Change is inevitable in life, but perhaps one of the changes that can cause the greatest stress and anxiety is moving and, most especially, emigrating to another country, whether it be for business or life circumstances.
According to one text on Mental Health (The Expanding Family Life Cycle), “Even when freely chosen…the separation from loved ones, the intangible emotional vacuum left in the space where ‘home’ used to be; loss of community…immigrants are rendered isolated and susceptible to both individual and family distress.” (Falicov, C., 2016, p.223).
The immense change of home, cultural differences, and separation from family, friends and community can lead to feelings of homesickness, isolation and cause anxiety and depression. One group that is most susceptible to this are the wives, husbands, domestic partners, and family members of workers that are sent to work abroad. In many countries these partners are unable to secure work permits and thus work outside the home, further leading to loneliness and isolation.
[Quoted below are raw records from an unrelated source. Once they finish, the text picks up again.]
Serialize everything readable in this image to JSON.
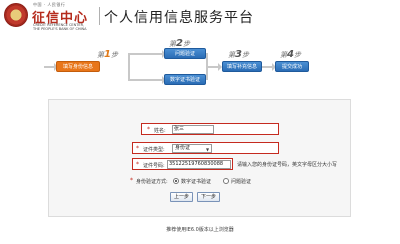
{
  "header": {
    "logo_topline": "中国 · 人民银行",
    "logo_cn": "征信中心",
    "logo_en_line1": "CREDIT REFERENCE CENTER,",
    "logo_en_line2": "THE PEOPLE'S BANK OF CHINA",
    "site_title": "个人信用信息服务平台"
  },
  "steps": {
    "step1": {
      "prefix": "第",
      "num": "1",
      "suffix": "步",
      "box": "填写身份信息"
    },
    "step2": {
      "prefix": "第",
      "num": "2",
      "suffix": "步",
      "box_top": "问题验证",
      "box_bottom": "数字证书验证"
    },
    "step3": {
      "prefix": "第",
      "num": "3",
      "suffix": "步",
      "box": "填写补充信息"
    },
    "step4": {
      "prefix": "第",
      "num": "4",
      "suffix": "步",
      "box": "提交成功"
    }
  },
  "form": {
    "name_label": "姓名:",
    "name_value": "张三",
    "id_type_label": "证件类型:",
    "id_type_value": "身份证",
    "id_number_label": "证件号码:",
    "id_number_value": "35122519760830088",
    "id_hint": "请输入您的身份证号码，英文字母区分大小写",
    "verify_label": "身份验证方式:",
    "verify_option1": "数字证书验证",
    "verify_option2": "问题验证",
    "prev_button": "上一步",
    "next_button": "下一步"
  },
  "footer": {
    "text": "推荐使用IE6.0版本以上浏览器"
  }
}
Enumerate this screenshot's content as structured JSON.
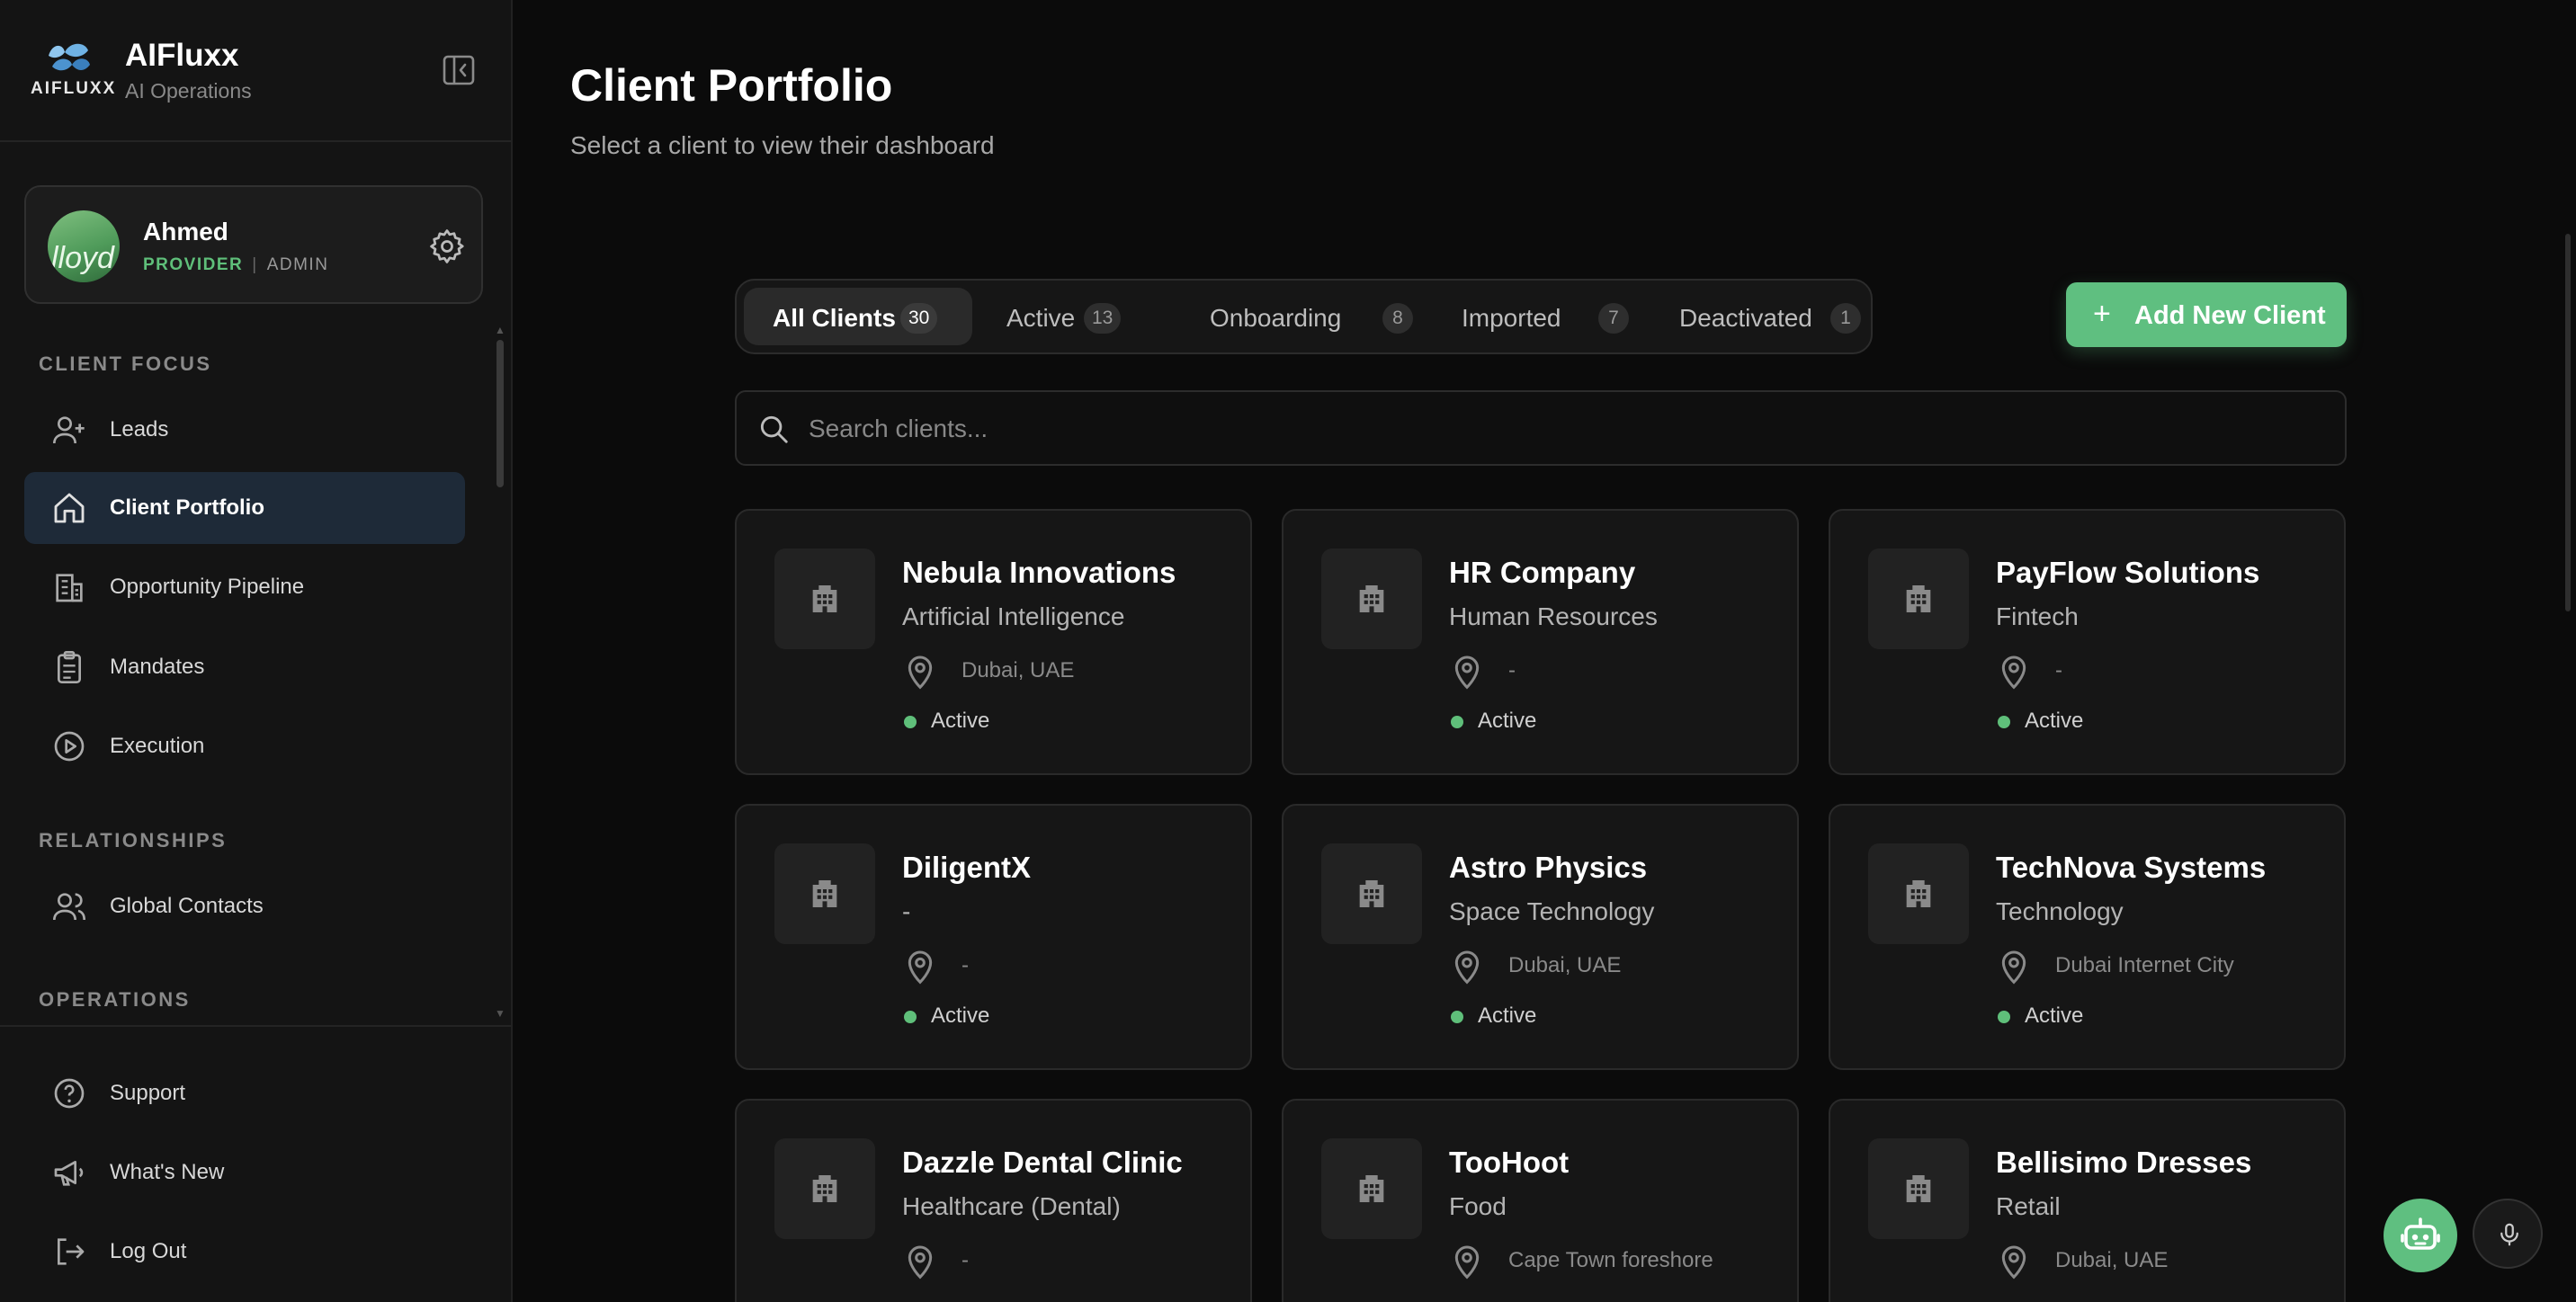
{
  "brand": {
    "logo_text": "AIFLUXX",
    "name": "AIFluxx",
    "subtitle": "AI Operations"
  },
  "profile": {
    "avatar_text": "lloyd",
    "name": "Ahmed",
    "role_primary": "PROVIDER",
    "role_separator": "|",
    "role_secondary": "ADMIN"
  },
  "sidebar": {
    "section_client_focus": "CLIENT FOCUS",
    "section_relationships": "RELATIONSHIPS",
    "section_operations": "OPERATIONS",
    "items": [
      {
        "label": "Leads",
        "icon": "user-plus-icon"
      },
      {
        "label": "Client Portfolio",
        "icon": "home-icon",
        "active": true
      },
      {
        "label": "Opportunity Pipeline",
        "icon": "building-chart-icon"
      },
      {
        "label": "Mandates",
        "icon": "clipboard-icon"
      },
      {
        "label": "Execution",
        "icon": "play-circle-icon"
      },
      {
        "label": "Global Contacts",
        "icon": "users-icon"
      }
    ],
    "bottom": [
      {
        "label": "Support",
        "icon": "help-circle-icon"
      },
      {
        "label": "What's New",
        "icon": "megaphone-icon"
      },
      {
        "label": "Log Out",
        "icon": "logout-icon"
      }
    ]
  },
  "main": {
    "title": "Client Portfolio",
    "subtitle": "Select a client to view their dashboard",
    "tabs": [
      {
        "label": "All Clients",
        "count": "30",
        "active": true
      },
      {
        "label": "Active",
        "count": "13"
      },
      {
        "label": "Onboarding",
        "count": "8"
      },
      {
        "label": "Imported",
        "count": "7"
      },
      {
        "label": "Deactivated",
        "count": "1"
      }
    ],
    "add_button": "Add New Client",
    "add_icon": "+",
    "search_placeholder": "Search clients...",
    "clients": [
      {
        "name": "Nebula Innovations",
        "industry": "Artificial Intelligence",
        "location": "Dubai, UAE",
        "status": "Active"
      },
      {
        "name": "HR Company",
        "industry": "Human Resources",
        "location": "-",
        "status": "Active"
      },
      {
        "name": "PayFlow Solutions",
        "industry": "Fintech",
        "location": "-",
        "status": "Active"
      },
      {
        "name": "DiligentX",
        "industry": "-",
        "location": "-",
        "status": "Active"
      },
      {
        "name": "Astro Physics",
        "industry": "Space Technology",
        "location": "Dubai, UAE",
        "status": "Active"
      },
      {
        "name": "TechNova Systems",
        "industry": "Technology",
        "location": "Dubai Internet City",
        "status": "Active"
      },
      {
        "name": "Dazzle Dental Clinic",
        "industry": "Healthcare (Dental)",
        "location": "-",
        "status": ""
      },
      {
        "name": "TooHoot",
        "industry": "Food",
        "location": "Cape Town foreshore",
        "status": ""
      },
      {
        "name": "Bellisimo Dresses",
        "industry": "Retail",
        "location": "Dubai, UAE",
        "status": ""
      }
    ]
  },
  "colors": {
    "accent": "#5fbf80",
    "status_active": "#5fbf7a",
    "nav_active_bg": "#1e2a38",
    "background": "#0b0b0b"
  }
}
In 2018 the American Chamber of Commerce estimates that as many as 155,000 people are directly employed by over 700 US firms in Ireland, with the vast majority situated in Dublin. The relationship between the U.S. and Ireland is strong and the U.S. accounts for 67% of all foreign direct investments. Both countries are English-speaking, Ireland is seen as a gateway to Europe, as well as offering tax incentives which make it a lucrative place for American companies to do business.
The typical employment contract is between one and three years, and in order to attract highly skilled upper management and consultants to relocate, these American companies offer highly competitive relocation packages to cover moving costs, housing, transportation, and education. However, these packages in many instances do not address the needs of the partners/spouses/families in transitioning, most especially with emotional support they may require while adjusting to their new home in a new country. This support is generally provided through groups or private counselling with mental health practitioners skilled in this particular area.
This same Mental Health text states “Migration is a massive individual and family transition in time and space. It begins before the act of relocation and goes on for a long time…the transition is replete with loss and disarray.” (Falicov, C., 2016, p.223)
In this area I have personal experience of migration, moving to Dublin from Los Angeles in 2001, back to New York in 2017, and then returning to Dublin in 2019. I understand first- hand the isolation and loneliness of moving and living abroad. Although Ireland shares the same language, it is a very different place than Los Angeles or New York, with many subtle and not so subtle cultural differences that left me at times feeling more of an outsider. While some are social and the language differences can be amusing (and the Irish are some of the most tolerant people I have met), it is also potentially embarrassing especially when occurring in public.
In 2006 I qualified as a licensed, registered Homeopath in Dublin, and as my clinic was located near the American Embassy, I treated many ex-pats struggling with feelings of loneliness, isolation and homesickness. If left without emotional support, these could lead to deeper feelings of depression as well as physical symptoms from sleep disturbances to hormonal imbalances from irregular cycles, PMT, and an aggravation of menopausal symptoms. In the consultation there is often a collective relief that the patient had met and could talk with someone ‘who understands.’ From the viewpoint of holistic health, emotional and physical states are often connected. Homeopathic remedies can often provide safe, natural and effective treatments to help address the physical symptoms as well as day to day support emotionally.
If you are an ex-pat and would like support with the transition to life in Ireland or have experienced physical symptoms as a result, feel free to ring me at 086 359 4557 for a confidential appointment. I’m available on Fridays, Saturdays and Mondays, and my Clinic is located at 15 Upper Baggot Street, Dublin 4. Further information is available throughout this website.
I have also started a completely separate therapeutic group counselling service for ex-pat Americans adjusting to life in Ireland. For more information, please visit http://adaptireland.com.